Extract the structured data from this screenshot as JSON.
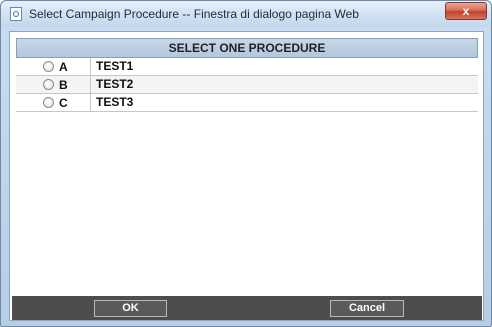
{
  "window": {
    "title": "Select Campaign Procedure -- Finestra di dialogo pagina Web",
    "close_glyph": "x",
    "app_icon": "ie-page-icon"
  },
  "dialog": {
    "header": "SELECT ONE PROCEDURE",
    "procedures": [
      {
        "letter": "A",
        "name": "TEST1",
        "selected": false
      },
      {
        "letter": "B",
        "name": "TEST2",
        "selected": false
      },
      {
        "letter": "C",
        "name": "TEST3",
        "selected": false
      }
    ],
    "ok_label": "OK",
    "cancel_label": "Cancel"
  },
  "colors": {
    "title_bar": "#c9dcef",
    "header_bg": "#b3c7de",
    "footer_bg": "#4d4d4d",
    "close_button": "#c0422b"
  }
}
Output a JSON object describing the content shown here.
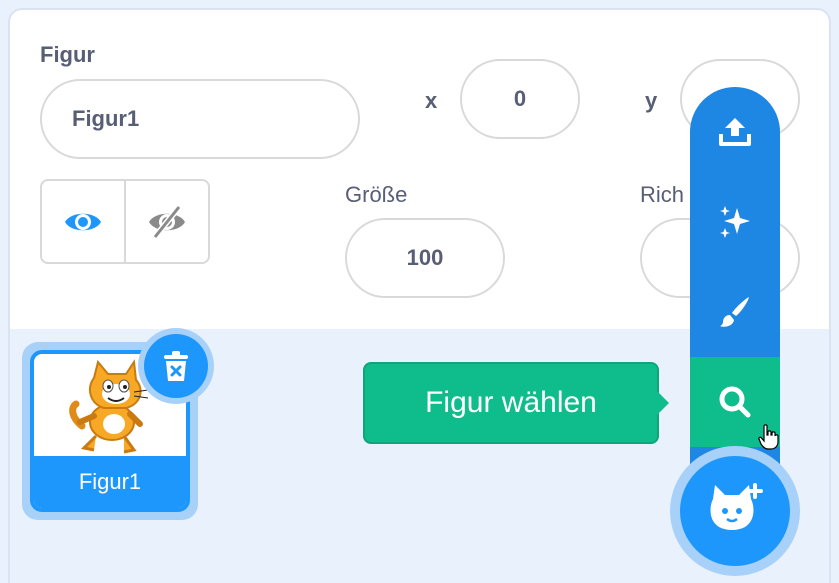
{
  "sprite_info": {
    "sprite_label": "Figur",
    "sprite_name_value": "Figur1",
    "x_label": "x",
    "x_value": "0",
    "y_label": "y",
    "size_label": "Größe",
    "size_value": "100",
    "direction_label_partial": "Rich"
  },
  "sprite_list": {
    "items": [
      {
        "name": "Figur1",
        "selected": true
      }
    ]
  },
  "tooltip": {
    "text": "Figur wählen"
  },
  "add_sprite_menu": {
    "items": [
      {
        "icon": "upload-icon"
      },
      {
        "icon": "sparkle-icon"
      },
      {
        "icon": "paintbrush-icon"
      },
      {
        "icon": "search-icon",
        "active": true
      }
    ],
    "main_button_icon": "cat-add-icon"
  },
  "colors": {
    "accent_blue": "#1d97fc",
    "menu_blue": "#1e86e3",
    "accent_green": "#0fbd8c",
    "text_gray": "#575e75"
  }
}
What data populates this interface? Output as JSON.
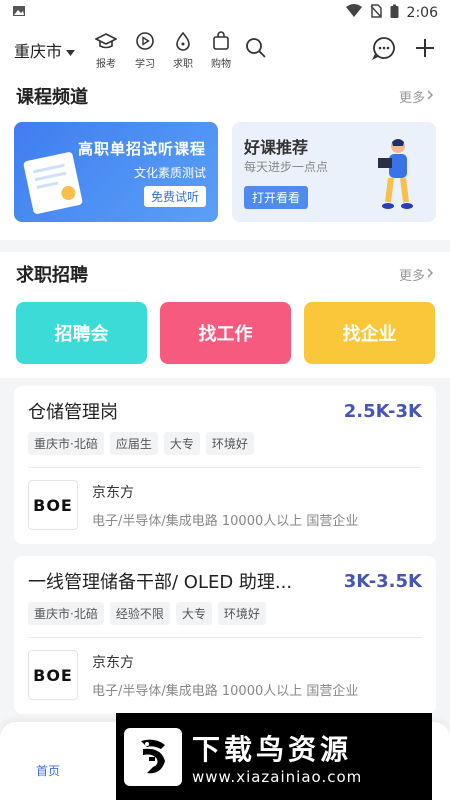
{
  "status": {
    "time": "2:06"
  },
  "topnav": {
    "city": "重庆市",
    "items": [
      {
        "label": "报考",
        "icon": "graduation-cap-icon"
      },
      {
        "label": "学习",
        "icon": "play-circle-icon"
      },
      {
        "label": "求职",
        "icon": "job-icon"
      },
      {
        "label": "购物",
        "icon": "shopping-bag-icon"
      }
    ]
  },
  "courses": {
    "title": "课程频道",
    "more": "更多",
    "card1": {
      "title": "高职单招试听课程",
      "subtitle": "文化素质测试",
      "button": "免费试听"
    },
    "card2": {
      "title": "好课推荐",
      "subtitle": "每天进步一点点",
      "button": "打开看看"
    }
  },
  "jobs": {
    "title": "求职招聘",
    "more": "更多",
    "buttons": [
      "招聘会",
      "找工作",
      "找企业"
    ],
    "colors": {
      "cyan": "#3ddbd8",
      "pink": "#f65a7e",
      "yellow": "#fbc73a",
      "salary": "#4754b8"
    }
  },
  "listings": [
    {
      "title": "仓储管理岗",
      "salary": "2.5K-3K",
      "tags": [
        "重庆市·北碚",
        "应届生",
        "大专",
        "环境好"
      ],
      "company": "京东方",
      "logo": "BOE",
      "meta": "电子/半导体/集成电路  10000人以上  国营企业"
    },
    {
      "title": "一线管理储备干部/ OLED 助理...",
      "salary": "3K-3.5K",
      "tags": [
        "重庆市·北碚",
        "经验不限",
        "大专",
        "环境好"
      ],
      "company": "京东方",
      "logo": "BOE",
      "meta": "电子/半导体/集成电路  10000人以上  国营企业"
    }
  ],
  "bottombar": {
    "home": "首页"
  },
  "watermark": {
    "title": "下载鸟资源",
    "url": "www.xiazainiao.com"
  }
}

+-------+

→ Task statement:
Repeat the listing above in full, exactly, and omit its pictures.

→ Output of the task:
Extract the structured data from this screenshot as JSON.
{
  "window": {
    "title": "Select Campaign Procedure -- Finestra di dialogo pagina Web",
    "close_glyph": "x",
    "app_icon": "ie-page-icon"
  },
  "dialog": {
    "header": "SELECT ONE PROCEDURE",
    "procedures": [
      {
        "letter": "A",
        "name": "TEST1",
        "selected": false
      },
      {
        "letter": "B",
        "name": "TEST2",
        "selected": false
      },
      {
        "letter": "C",
        "name": "TEST3",
        "selected": false
      }
    ],
    "ok_label": "OK",
    "cancel_label": "Cancel"
  },
  "colors": {
    "title_bar": "#c9dcef",
    "header_bg": "#b3c7de",
    "footer_bg": "#4d4d4d",
    "close_button": "#c0422b"
  }
}
Output a JSON object describing the content shown here.
{
  "sprite_info": {
    "sprite_label": "Figur",
    "sprite_name_value": "Figur1",
    "x_label": "x",
    "x_value": "0",
    "y_label": "y",
    "size_label": "Größe",
    "size_value": "100",
    "direction_label_partial": "Rich"
  },
  "sprite_list": {
    "items": [
      {
        "name": "Figur1",
        "selected": true
      }
    ]
  },
  "tooltip": {
    "text": "Figur wählen"
  },
  "add_sprite_menu": {
    "items": [
      {
        "icon": "upload-icon"
      },
      {
        "icon": "sparkle-icon"
      },
      {
        "icon": "paintbrush-icon"
      },
      {
        "icon": "search-icon",
        "active": true
      }
    ],
    "main_button_icon": "cat-add-icon"
  },
  "colors": {
    "accent_blue": "#1d97fc",
    "menu_blue": "#1e86e3",
    "accent_green": "#0fbd8c",
    "text_gray": "#575e75"
  }
}
What data populates this interface? Output as JSON.
{
  "status": {
    "time": "2:06"
  },
  "topnav": {
    "city": "重庆市",
    "items": [
      {
        "label": "报考",
        "icon": "graduation-cap-icon"
      },
      {
        "label": "学习",
        "icon": "play-circle-icon"
      },
      {
        "label": "求职",
        "icon": "job-icon"
      },
      {
        "label": "购物",
        "icon": "shopping-bag-icon"
      }
    ]
  },
  "courses": {
    "title": "课程频道",
    "more": "更多",
    "card1": {
      "title": "高职单招试听课程",
      "subtitle": "文化素质测试",
      "button": "免费试听"
    },
    "card2": {
      "title": "好课推荐",
      "subtitle": "每天进步一点点",
      "button": "打开看看"
    }
  },
  "jobs": {
    "title": "求职招聘",
    "more": "更多",
    "buttons": [
      "招聘会",
      "找工作",
      "找企业"
    ],
    "colors": {
      "cyan": "#3ddbd8",
      "pink": "#f65a7e",
      "yellow": "#fbc73a",
      "salary": "#4754b8"
    }
  },
  "listings": [
    {
      "title": "仓储管理岗",
      "salary": "2.5K-3K",
      "tags": [
        "重庆市·北碚",
        "应届生",
        "大专",
        "环境好"
      ],
      "company": "京东方",
      "logo": "BOE",
      "meta": "电子/半导体/集成电路  10000人以上  国营企业"
    },
    {
      "title": "一线管理储备干部/ OLED 助理...",
      "salary": "3K-3.5K",
      "tags": [
        "重庆市·北碚",
        "经验不限",
        "大专",
        "环境好"
      ],
      "company": "京东方",
      "logo": "BOE",
      "meta": "电子/半导体/集成电路  10000人以上  国营企业"
    }
  ],
  "bottombar": {
    "home": "首页"
  },
  "watermark": {
    "title": "下载鸟资源",
    "url": "www.xiazainiao.com"
  }
}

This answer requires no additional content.